Before playing Ozark girl turned Californian Elly May Clampett in The Beverly Hillbillies, actress Donna Douglas was a true southern girl through and through. Though Douglas is best remembered for the nine seasons she starred in the iconic CBS sitcom, there is way more to the actress than her time playing the blonde tomboy on television.
Doris Smith (changed later to Donna Douglas) was born in 1932 in Baton Rouge, Louisiana. She was an active athlete at her high school and played softball and basketball before she started participating in beauty contests. Douglas had married her first husband, Roland Bourgeois, Jr., in 1949, but they divorced after the birth of her only child, Danny P. Bourgeois, in 1954. Shortly after, she was named Miss Baton Rouge and Miss New Orleans and decided it was time to pack her bags for New York City.
Douglas started out with appearances in print ads for various toothpaste brands before she started landing acting work, which encouraged her to start taking acting classes. She appeared on The Perry Como Show, The Steve Allen Show and The Ed Sullivan Show. Soon after, Hollywood producer Hal B. Wallis saw her on TV and cast her in the Dean Martin and Shirley MacLaine film Career.
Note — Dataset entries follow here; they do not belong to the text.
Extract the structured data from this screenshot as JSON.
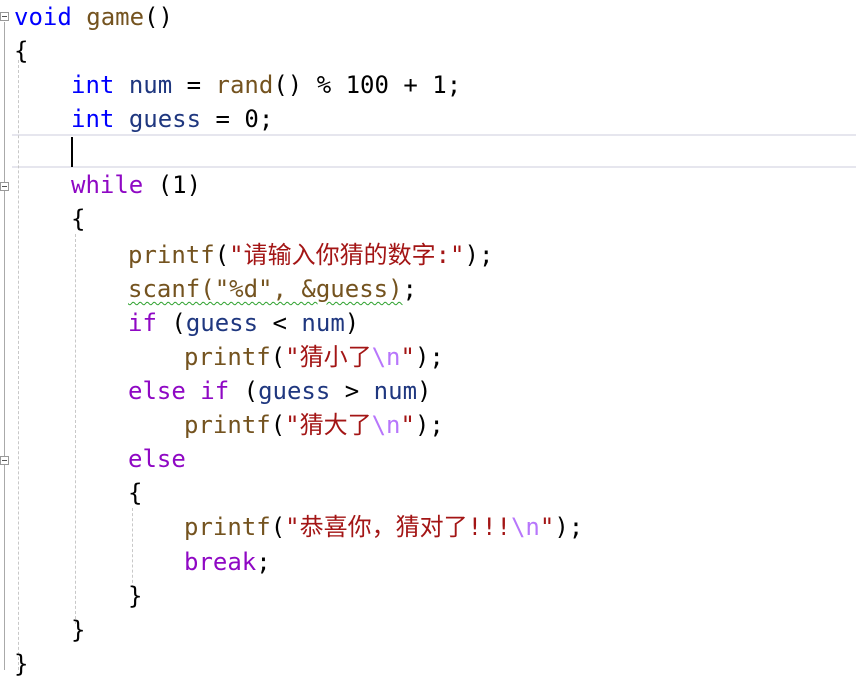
{
  "lines": [
    [
      "void",
      " ",
      "game",
      "()"
    ],
    [
      "{"
    ],
    [
      "int",
      " ",
      "num",
      " = ",
      "rand",
      "() ",
      "%",
      " 100 + 1;"
    ],
    [
      "int",
      " ",
      "guess",
      " = 0;"
    ],
    [],
    [
      "while",
      " (1)"
    ],
    [
      "{"
    ],
    [
      "printf",
      "(",
      "\"请输入你猜的数字:\"",
      ");"
    ],
    [
      "scanf(\"%d\", &guess)",
      ";"
    ],
    [
      "if",
      " (",
      "guess",
      " < ",
      "num",
      ")"
    ],
    [
      "printf",
      "(",
      "\"猜小了",
      "\\n",
      "\"",
      ");"
    ],
    [
      "else",
      " ",
      "if",
      " (",
      "guess",
      " > ",
      "num",
      ")"
    ],
    [
      "printf",
      "(",
      "\"猜大了",
      "\\n",
      "\"",
      ");"
    ],
    [
      "else"
    ],
    [
      "{"
    ],
    [
      "printf",
      "(",
      "\"恭喜你，猜对了!!!",
      "\\n",
      "\"",
      ");"
    ],
    [
      "break",
      ";"
    ],
    [
      "}"
    ],
    [
      "}"
    ],
    [
      "}"
    ]
  ]
}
The film opened doors for Douglas and led to roles in the Doris Day and Rock Hudson film Lover Come Back as well as television appearances on The Twilight Zone, The Adventures of Ozzie and Harriet and more.
Despite a full resume of acting work, Douglas was definitely not a household name when she beat out over 500 women to land the role of Elly May Clampett in the early '60s. Producer Paul Henning asked if she would be right for the part, and there was no doubt in her mind.
"I just looked at him and grinned," Douglas told AP Hollywood reporter Bob Thomas in 1965. "Could I handle Elly May? Why, it was just like my own life."
Douglas came into her own playing Elly May and become very close friends with Buddy Ebsen, who played her on-screen father, Jed Clampett. She also married the show's director, Robert M. Leeds in 1971 (though they would divorce in 1980).
"I loved doing Elly May," the actress would recall. "And, of course, 'The Beverly Hillbillies' was a story about the American dream. No matter who tried to slicker us or take advantage of us, we always came out on top. We were never the losers. We set a good example."
Despite coming back for The Return of the Beverly Hillbillies in 1981, Douglas left Hollywood to pursue other things. She earned her real estate license and became a gospel singer, speaking around the country to church groups. She even published two children's books -- Donna's Critters & Kids: Children's Stories with a Bible Touch and Miss Donna's Mulberry Acres Farm. She also published a cookbook, Southern Favorites with a Taste of Hollywood, which includes recipes from her show biz buds like Buddy Ebsen, Phyllis Diller, Valerie Harper and Debbie Reynolds.
Later in life, Douglas found herself in the middle of two major legal disputes. In 1993, Douglas sued Disney, Whoopi Goldberg, Bette Midler, and their production companies, saying that they ripped off Sister Act. She had apparently been working on a screenplay adaptation of the book A Nun in the Closet. Douglas claimed the book had over 100 similarities to Sister Act. After turning down a $1 million settlement, the judge sided with Disney.
In 2010, Mattel released a line of Classic TV Collection Barbie dolls which included an Elly May doll. The following year, she settled a lawsuit with Mattel after claiming they never asked for the rights to use her likeness.
Douglas will always be remembered as being the real deal Elly May; the Southern girl who danced to the beat of her own drum even after she left home for the big city. She passed away in 2015 at the age of 82 from pancreatic cancer in her beloved home state of Louisiana.
This article was originally published in May of 2020.